Description of the task: Return every entry below exactly as written, minus the pictures.

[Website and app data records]

----

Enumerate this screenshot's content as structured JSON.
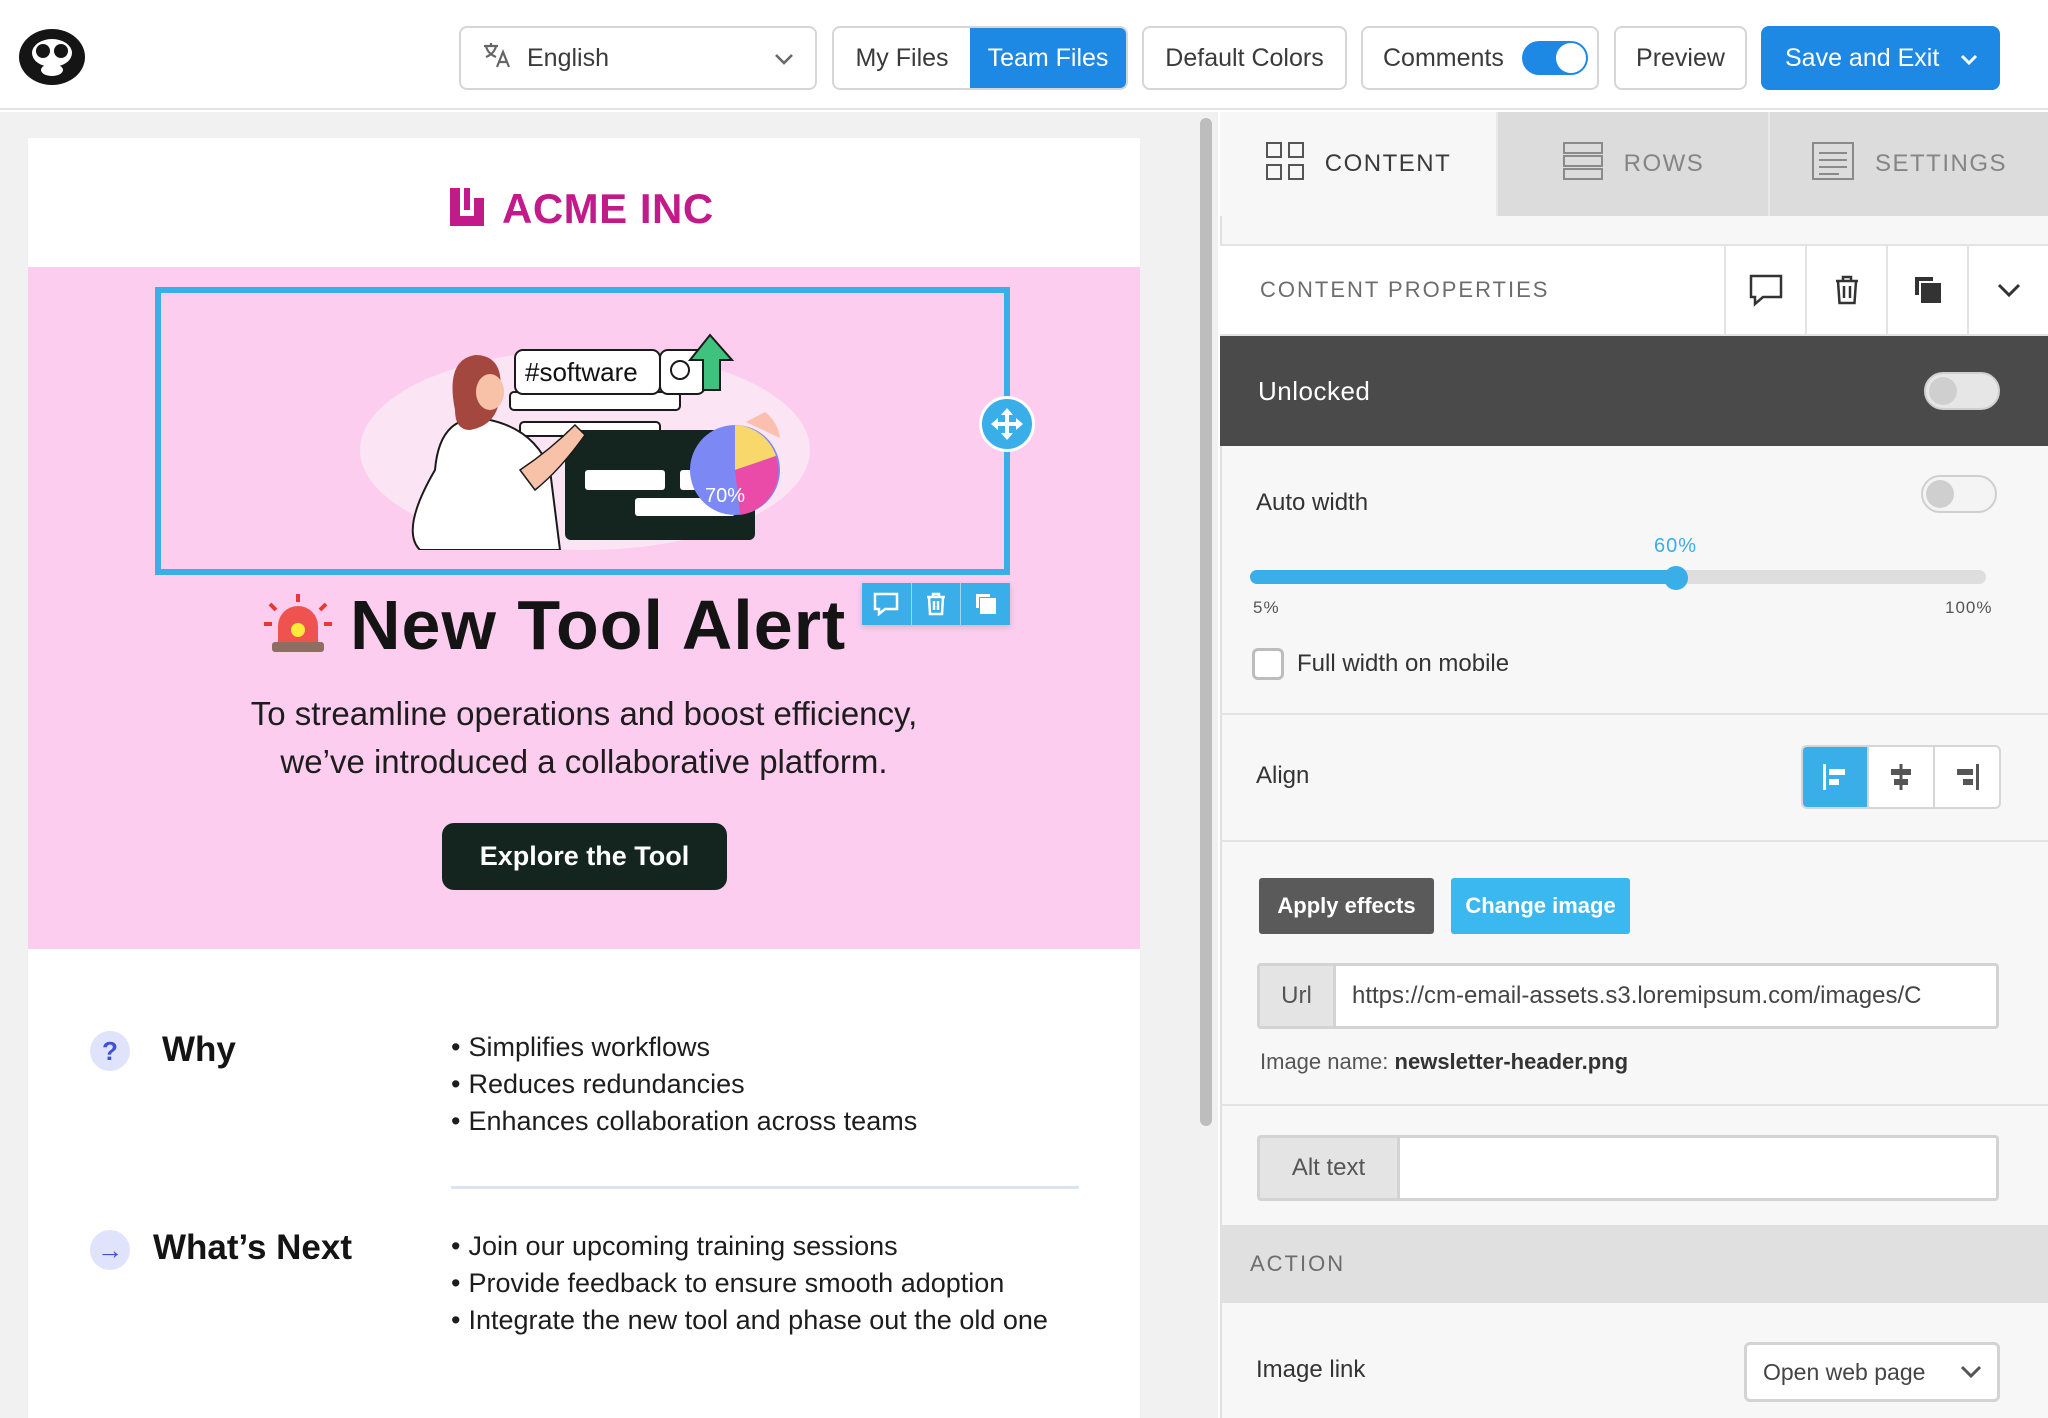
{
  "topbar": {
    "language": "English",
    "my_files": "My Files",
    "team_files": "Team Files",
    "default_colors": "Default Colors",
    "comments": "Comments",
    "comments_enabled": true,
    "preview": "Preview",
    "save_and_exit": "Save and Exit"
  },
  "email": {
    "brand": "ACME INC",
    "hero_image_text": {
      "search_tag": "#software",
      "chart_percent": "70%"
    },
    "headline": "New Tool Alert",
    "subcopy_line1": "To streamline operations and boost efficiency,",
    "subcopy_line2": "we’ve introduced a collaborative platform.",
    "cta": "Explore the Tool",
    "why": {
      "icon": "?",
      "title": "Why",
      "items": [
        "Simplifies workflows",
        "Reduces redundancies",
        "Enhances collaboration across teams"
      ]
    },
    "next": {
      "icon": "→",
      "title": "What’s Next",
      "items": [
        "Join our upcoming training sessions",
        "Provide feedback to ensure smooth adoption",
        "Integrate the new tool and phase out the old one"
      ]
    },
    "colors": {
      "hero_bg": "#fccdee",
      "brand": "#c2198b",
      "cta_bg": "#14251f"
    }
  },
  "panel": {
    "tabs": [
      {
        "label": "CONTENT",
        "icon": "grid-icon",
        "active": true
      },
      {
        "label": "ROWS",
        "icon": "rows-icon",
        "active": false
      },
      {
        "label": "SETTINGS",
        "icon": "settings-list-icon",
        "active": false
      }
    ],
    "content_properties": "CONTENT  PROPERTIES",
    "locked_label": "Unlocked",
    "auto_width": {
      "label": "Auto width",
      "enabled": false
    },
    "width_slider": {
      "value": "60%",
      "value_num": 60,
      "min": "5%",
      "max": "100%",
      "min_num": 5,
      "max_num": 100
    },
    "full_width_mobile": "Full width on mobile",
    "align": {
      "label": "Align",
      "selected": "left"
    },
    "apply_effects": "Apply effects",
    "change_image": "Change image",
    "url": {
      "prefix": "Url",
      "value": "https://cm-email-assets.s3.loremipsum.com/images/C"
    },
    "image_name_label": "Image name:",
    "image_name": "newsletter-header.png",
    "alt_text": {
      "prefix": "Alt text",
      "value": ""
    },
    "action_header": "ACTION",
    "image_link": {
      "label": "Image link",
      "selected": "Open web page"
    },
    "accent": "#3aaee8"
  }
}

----

Solution below:
Enumerate this screenshot's content as structured JSON.
{
  "topbar": {
    "language": "English",
    "my_files": "My Files",
    "team_files": "Team Files",
    "default_colors": "Default Colors",
    "comments": "Comments",
    "comments_enabled": true,
    "preview": "Preview",
    "save_and_exit": "Save and Exit"
  },
  "email": {
    "brand": "ACME INC",
    "hero_image_text": {
      "search_tag": "#software",
      "chart_percent": "70%"
    },
    "headline": "New Tool Alert",
    "subcopy_line1": "To streamline operations and boost efficiency,",
    "subcopy_line2": "we’ve introduced a collaborative platform.",
    "cta": "Explore the Tool",
    "why": {
      "icon": "?",
      "title": "Why",
      "items": [
        "Simplifies workflows",
        "Reduces redundancies",
        "Enhances collaboration across teams"
      ]
    },
    "next": {
      "icon": "→",
      "title": "What’s Next",
      "items": [
        "Join our upcoming training sessions",
        "Provide feedback to ensure smooth adoption",
        "Integrate the new tool and phase out the old one"
      ]
    },
    "colors": {
      "hero_bg": "#fccdee",
      "brand": "#c2198b",
      "cta_bg": "#14251f"
    }
  },
  "panel": {
    "tabs": [
      {
        "label": "CONTENT",
        "icon": "grid-icon",
        "active": true
      },
      {
        "label": "ROWS",
        "icon": "rows-icon",
        "active": false
      },
      {
        "label": "SETTINGS",
        "icon": "settings-list-icon",
        "active": false
      }
    ],
    "content_properties": "CONTENT  PROPERTIES",
    "locked_label": "Unlocked",
    "auto_width": {
      "label": "Auto width",
      "enabled": false
    },
    "width_slider": {
      "value": "60%",
      "value_num": 60,
      "min": "5%",
      "max": "100%",
      "min_num": 5,
      "max_num": 100
    },
    "full_width_mobile": "Full width on mobile",
    "align": {
      "label": "Align",
      "selected": "left"
    },
    "apply_effects": "Apply effects",
    "change_image": "Change image",
    "url": {
      "prefix": "Url",
      "value": "https://cm-email-assets.s3.loremipsum.com/images/C"
    },
    "image_name_label": "Image name:",
    "image_name": "newsletter-header.png",
    "alt_text": {
      "prefix": "Alt text",
      "value": ""
    },
    "action_header": "ACTION",
    "image_link": {
      "label": "Image link",
      "selected": "Open web page"
    },
    "accent": "#3aaee8"
  }
}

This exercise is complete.